_Task details_
Tell how many lines of the data include the word "icon". Nothing but the number belongs in the answer.

Material shown below:

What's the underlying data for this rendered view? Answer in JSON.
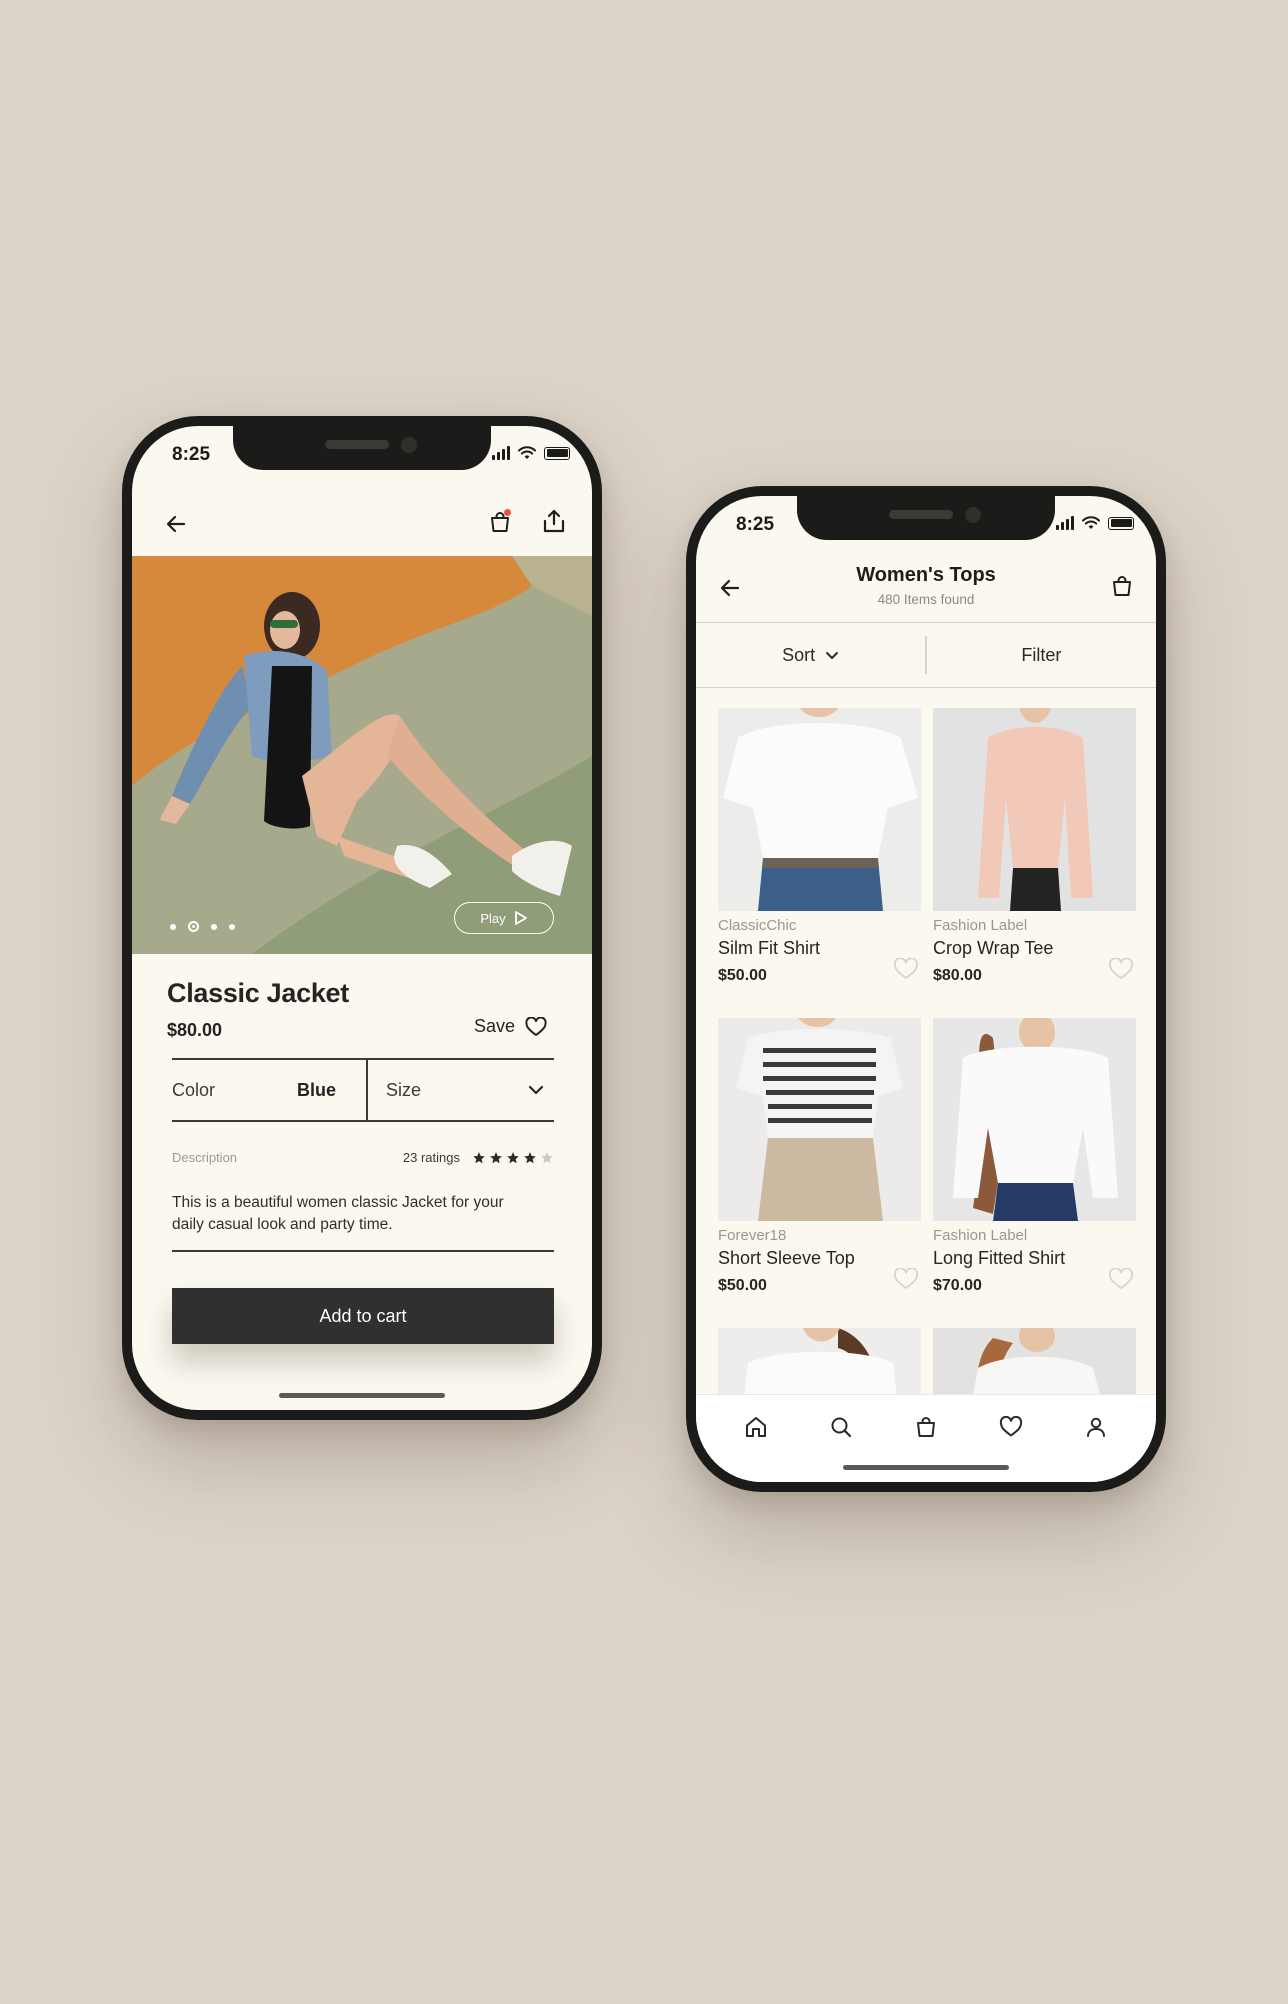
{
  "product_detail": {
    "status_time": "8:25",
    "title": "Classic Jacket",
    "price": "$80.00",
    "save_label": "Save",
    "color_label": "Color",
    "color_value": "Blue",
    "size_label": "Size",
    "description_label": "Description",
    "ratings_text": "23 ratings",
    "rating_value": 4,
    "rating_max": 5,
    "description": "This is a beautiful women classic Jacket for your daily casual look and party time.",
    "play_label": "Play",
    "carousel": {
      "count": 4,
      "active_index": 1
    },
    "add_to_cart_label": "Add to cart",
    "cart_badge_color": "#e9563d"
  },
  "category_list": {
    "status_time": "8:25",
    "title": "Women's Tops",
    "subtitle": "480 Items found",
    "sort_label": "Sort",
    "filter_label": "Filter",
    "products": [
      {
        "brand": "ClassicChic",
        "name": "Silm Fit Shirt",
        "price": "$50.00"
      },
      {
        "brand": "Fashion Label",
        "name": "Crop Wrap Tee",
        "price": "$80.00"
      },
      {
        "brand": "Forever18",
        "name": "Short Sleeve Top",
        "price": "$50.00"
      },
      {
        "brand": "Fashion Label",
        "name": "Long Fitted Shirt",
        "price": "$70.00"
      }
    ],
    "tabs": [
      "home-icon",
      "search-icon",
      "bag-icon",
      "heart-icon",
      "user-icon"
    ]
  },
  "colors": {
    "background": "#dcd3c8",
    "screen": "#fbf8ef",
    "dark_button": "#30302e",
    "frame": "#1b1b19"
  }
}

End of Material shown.
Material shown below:

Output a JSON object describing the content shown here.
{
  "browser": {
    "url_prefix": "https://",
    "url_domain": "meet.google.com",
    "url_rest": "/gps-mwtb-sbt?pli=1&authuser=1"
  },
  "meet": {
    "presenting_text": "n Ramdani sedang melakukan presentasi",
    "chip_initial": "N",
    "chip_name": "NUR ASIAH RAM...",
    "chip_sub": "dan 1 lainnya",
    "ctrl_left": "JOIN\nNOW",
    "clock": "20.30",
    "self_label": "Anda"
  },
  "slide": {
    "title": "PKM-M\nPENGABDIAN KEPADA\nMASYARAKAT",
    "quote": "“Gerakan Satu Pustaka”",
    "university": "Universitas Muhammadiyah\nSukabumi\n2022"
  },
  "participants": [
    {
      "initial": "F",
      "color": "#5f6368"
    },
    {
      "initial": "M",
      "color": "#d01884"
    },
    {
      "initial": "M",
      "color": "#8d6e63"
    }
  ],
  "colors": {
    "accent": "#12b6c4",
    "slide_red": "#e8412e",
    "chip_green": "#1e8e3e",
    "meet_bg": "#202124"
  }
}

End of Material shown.
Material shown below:

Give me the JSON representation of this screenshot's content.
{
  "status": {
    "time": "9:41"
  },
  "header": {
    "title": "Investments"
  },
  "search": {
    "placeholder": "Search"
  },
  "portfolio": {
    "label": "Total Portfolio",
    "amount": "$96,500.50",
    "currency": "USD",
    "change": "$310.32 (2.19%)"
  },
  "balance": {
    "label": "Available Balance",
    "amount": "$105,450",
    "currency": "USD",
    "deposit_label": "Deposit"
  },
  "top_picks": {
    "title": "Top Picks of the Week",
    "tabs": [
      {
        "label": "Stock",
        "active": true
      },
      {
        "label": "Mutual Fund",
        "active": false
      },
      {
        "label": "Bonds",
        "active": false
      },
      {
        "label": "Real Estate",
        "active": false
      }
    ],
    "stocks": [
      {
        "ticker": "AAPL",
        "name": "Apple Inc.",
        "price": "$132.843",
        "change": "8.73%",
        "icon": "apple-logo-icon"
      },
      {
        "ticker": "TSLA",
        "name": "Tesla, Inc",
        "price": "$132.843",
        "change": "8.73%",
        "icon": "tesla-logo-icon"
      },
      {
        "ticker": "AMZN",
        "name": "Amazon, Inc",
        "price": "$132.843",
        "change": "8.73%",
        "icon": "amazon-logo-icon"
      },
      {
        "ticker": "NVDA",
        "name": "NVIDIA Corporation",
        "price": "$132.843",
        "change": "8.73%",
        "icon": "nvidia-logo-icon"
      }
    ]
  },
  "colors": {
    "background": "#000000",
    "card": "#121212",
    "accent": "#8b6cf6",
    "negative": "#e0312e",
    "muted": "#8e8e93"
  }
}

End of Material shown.

_Solution below_
9